The painted woman gasped, flailed her arms, and kicked her feet as her skin started to turn blue. Her head turned a few times from side to side, as if there was a position that would enable her to breathe. There wasn’t.
The soldiers had also heard the Chief’s words at the same time as Tamsyn. Startled, they looked at the woman, barely quivering now, as they began to understand what Taiku had done.
Tamsyn turned to him and lowered her head. A bow, but not quite. “My Chief...” She extended her arm, palm upward, and gestured towards the body, as if she were presenting a gift.
The men shifted nervously, looking for some clue as to the proper response.
The Chief laughed. “I expected you to wait for her to attack.”
“Her demanding that you kill me was the attack. I don’t believe in delaying till the blade is coming at me.”
“Did you see how fast she moved?” one of the soldiers said. “Only a demon could kill that quickly.”
“I am fast, you’re right. I’m young, and I run a lot. I’m not a demon,” Tamsyn said
He sneered. “You were able to murder a widow. Your speed wouldn’t help if you’d tried that on one of us.”
Anahita furrowed her brow and wagged a finger. “It’s not murder. The Chief allowed my sister to defend herself.”
Tamsyn folded her arms over her chest. “Just because I come from the Marshes doesn’t mean I’m stupid. I would never want to fight a skilled warrior like you. You’re a strong, experienced killer; I’m a young girl who spends most of her time cleaning fish or weaving mats. I’m fast, yes, but you’re a warrior.”
The men all stood a little taller. The Chief wiped the grin on his face with the back of his hand, as if trying to replace it with a scowl.
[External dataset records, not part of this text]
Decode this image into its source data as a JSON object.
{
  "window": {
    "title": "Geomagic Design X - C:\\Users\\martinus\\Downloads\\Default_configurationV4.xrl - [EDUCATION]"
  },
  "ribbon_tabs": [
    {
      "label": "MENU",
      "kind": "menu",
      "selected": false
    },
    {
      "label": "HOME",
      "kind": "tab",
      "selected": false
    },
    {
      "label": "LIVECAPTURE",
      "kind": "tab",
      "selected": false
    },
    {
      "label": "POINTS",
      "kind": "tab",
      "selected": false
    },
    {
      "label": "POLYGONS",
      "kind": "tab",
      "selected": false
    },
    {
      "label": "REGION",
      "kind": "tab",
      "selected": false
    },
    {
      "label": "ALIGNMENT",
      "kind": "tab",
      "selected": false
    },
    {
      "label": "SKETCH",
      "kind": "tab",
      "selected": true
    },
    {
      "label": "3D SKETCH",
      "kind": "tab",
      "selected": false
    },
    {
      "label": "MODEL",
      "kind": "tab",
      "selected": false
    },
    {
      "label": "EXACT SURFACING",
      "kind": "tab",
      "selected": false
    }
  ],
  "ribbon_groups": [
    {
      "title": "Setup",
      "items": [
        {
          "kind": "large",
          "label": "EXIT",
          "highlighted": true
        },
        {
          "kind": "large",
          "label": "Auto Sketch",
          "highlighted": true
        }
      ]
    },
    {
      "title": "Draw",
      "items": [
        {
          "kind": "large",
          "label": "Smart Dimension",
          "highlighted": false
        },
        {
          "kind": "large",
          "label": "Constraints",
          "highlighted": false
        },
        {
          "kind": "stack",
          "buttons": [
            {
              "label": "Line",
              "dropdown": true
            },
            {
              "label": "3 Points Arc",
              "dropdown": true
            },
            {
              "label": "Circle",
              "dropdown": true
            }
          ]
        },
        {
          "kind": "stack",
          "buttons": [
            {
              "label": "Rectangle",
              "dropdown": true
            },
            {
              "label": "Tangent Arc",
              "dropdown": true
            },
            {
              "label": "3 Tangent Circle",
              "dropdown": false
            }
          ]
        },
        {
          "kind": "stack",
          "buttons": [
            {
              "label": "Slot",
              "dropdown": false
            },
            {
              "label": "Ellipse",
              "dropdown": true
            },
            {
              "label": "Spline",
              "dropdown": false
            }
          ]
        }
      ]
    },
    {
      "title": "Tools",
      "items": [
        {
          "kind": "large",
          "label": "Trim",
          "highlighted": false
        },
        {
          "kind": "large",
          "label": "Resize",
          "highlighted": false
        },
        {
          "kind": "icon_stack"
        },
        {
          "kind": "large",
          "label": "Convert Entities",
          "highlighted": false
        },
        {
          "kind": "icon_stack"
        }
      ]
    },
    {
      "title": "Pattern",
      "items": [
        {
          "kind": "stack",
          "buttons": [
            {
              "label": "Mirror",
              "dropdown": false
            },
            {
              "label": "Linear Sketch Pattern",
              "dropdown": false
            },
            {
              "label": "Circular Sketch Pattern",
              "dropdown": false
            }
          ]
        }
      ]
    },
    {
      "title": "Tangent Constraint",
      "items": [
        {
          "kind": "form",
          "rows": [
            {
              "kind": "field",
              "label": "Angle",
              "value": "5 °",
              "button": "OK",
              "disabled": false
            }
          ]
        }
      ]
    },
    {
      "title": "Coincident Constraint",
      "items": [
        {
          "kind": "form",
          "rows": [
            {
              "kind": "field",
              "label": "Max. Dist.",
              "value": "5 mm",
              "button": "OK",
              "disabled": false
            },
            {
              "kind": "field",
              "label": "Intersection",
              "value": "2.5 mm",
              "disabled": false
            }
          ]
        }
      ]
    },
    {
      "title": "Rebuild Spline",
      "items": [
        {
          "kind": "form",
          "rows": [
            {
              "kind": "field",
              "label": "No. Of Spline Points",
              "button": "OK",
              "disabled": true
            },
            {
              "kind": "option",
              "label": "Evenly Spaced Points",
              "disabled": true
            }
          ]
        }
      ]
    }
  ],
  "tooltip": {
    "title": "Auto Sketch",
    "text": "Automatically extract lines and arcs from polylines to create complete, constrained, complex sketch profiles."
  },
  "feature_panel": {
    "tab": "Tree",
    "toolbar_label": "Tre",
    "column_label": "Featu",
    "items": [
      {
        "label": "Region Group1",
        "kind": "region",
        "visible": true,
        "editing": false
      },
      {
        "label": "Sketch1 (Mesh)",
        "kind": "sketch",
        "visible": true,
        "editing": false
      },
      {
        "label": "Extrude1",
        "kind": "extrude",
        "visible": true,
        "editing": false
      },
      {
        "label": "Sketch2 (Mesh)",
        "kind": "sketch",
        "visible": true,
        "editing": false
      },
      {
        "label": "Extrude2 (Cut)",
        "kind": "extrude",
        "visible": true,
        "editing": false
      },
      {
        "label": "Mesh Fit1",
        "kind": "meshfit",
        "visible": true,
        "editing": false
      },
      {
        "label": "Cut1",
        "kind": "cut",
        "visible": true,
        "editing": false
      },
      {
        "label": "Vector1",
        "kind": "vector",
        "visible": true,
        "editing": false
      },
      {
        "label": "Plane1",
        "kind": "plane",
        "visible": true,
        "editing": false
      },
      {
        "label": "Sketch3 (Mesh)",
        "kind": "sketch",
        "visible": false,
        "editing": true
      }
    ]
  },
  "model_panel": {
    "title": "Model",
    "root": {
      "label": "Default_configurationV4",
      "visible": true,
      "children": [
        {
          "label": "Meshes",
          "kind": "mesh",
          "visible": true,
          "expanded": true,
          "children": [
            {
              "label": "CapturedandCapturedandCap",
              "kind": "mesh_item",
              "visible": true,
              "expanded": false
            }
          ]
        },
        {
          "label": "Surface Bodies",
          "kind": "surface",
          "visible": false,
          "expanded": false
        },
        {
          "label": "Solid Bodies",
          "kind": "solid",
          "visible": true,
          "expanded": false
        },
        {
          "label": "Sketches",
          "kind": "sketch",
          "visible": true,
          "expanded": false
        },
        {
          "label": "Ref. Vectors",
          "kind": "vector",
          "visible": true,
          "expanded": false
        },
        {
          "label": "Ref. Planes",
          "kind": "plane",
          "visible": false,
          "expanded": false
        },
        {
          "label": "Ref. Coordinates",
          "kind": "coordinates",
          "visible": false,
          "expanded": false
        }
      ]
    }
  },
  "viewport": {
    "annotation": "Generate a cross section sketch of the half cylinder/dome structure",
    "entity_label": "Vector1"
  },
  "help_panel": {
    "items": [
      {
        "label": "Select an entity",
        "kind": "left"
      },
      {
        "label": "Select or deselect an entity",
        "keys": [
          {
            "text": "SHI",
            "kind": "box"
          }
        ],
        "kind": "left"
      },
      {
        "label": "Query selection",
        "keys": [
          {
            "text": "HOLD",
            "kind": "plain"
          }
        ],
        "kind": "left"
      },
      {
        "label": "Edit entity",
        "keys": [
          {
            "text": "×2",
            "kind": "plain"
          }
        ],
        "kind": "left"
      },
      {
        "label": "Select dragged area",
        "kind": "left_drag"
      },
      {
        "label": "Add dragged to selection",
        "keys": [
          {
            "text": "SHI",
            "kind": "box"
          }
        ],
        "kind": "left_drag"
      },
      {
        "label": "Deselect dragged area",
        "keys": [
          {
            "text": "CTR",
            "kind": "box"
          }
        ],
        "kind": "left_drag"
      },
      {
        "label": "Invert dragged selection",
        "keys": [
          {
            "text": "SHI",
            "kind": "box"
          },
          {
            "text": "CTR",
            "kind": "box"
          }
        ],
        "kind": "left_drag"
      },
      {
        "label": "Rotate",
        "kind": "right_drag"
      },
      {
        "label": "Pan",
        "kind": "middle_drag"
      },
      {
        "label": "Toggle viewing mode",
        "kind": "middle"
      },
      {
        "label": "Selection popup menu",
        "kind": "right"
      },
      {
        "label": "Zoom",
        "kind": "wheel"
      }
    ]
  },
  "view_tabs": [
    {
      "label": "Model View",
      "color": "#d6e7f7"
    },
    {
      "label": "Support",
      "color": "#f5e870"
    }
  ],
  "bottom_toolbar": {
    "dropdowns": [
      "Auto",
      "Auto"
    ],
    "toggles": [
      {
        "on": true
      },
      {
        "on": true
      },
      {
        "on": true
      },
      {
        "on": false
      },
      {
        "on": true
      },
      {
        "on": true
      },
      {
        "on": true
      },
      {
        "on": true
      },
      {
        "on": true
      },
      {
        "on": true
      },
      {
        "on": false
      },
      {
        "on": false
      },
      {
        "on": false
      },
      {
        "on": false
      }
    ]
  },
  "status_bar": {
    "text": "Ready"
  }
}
The smile in his eyes kept him from succeeding.
“Can we go home now?” Anahita said. “Our mother will be worried.”
Tamsyn scratched at her wrist. “We need to—”
“My brother will see you home,” Taiku said. One of the men held the door open for them.
“I don’t like this. He’s going to kill us on the way,” Anahita whispered into her sister’s ear.
Tamsyn glanced at Taiku, and shook her head lightly. “The Chief wants—”
Taiku pointed, and his men shooed them towards the door. “I want you girls to be safe. Remember that.”
* * *
The dwarf rat had escaped. There was a small, ragged hole in the boy’s abdomen where it had dug its way out. They found their tormentor lying on a large, flat rock about twenty paces from where they had fed him the rat, meaning that he had regained consciousness while the animal was ripping at his guts. One could see the wide path of the boy’s blood as it had flowed down the rock to the nearby water.
Tamsyn took his arms as they brought his body to their little skiff.
Anahita had his legs. “Are we going to carry all of them back?”
“I don’t think we should. It would be too suspicious; make us look like monsters. The scavengers will take care of them.”
They dropped the body in the center, barely leaving themselves room. Anahita pushed off the shore, and then knelt in the bow. Tamsyn sat at the stern.
“Are we monsters, Tammy? Are we? I don’t want to be a monster.”
“The Chief doesn’t think we are. We aren’t.” Tamsyn started to paddle; Anahita followed.
“How are you so sure about the Chief?”
“He let me kill that lady. The Chief saw her smile when he told us to kill her. She should have been terrified. She knew we couldn’t kill her with a spell.”
Anahita turned to look back at her sister. “I was trying, Tammy. I was trying.”
Tamsyn arched her eyebrows. “Do you think we really...? We have to practice, Ana. Until we know, we’ll keep using our fists and feet.”
Copyright © 2013 by Nathan Elberg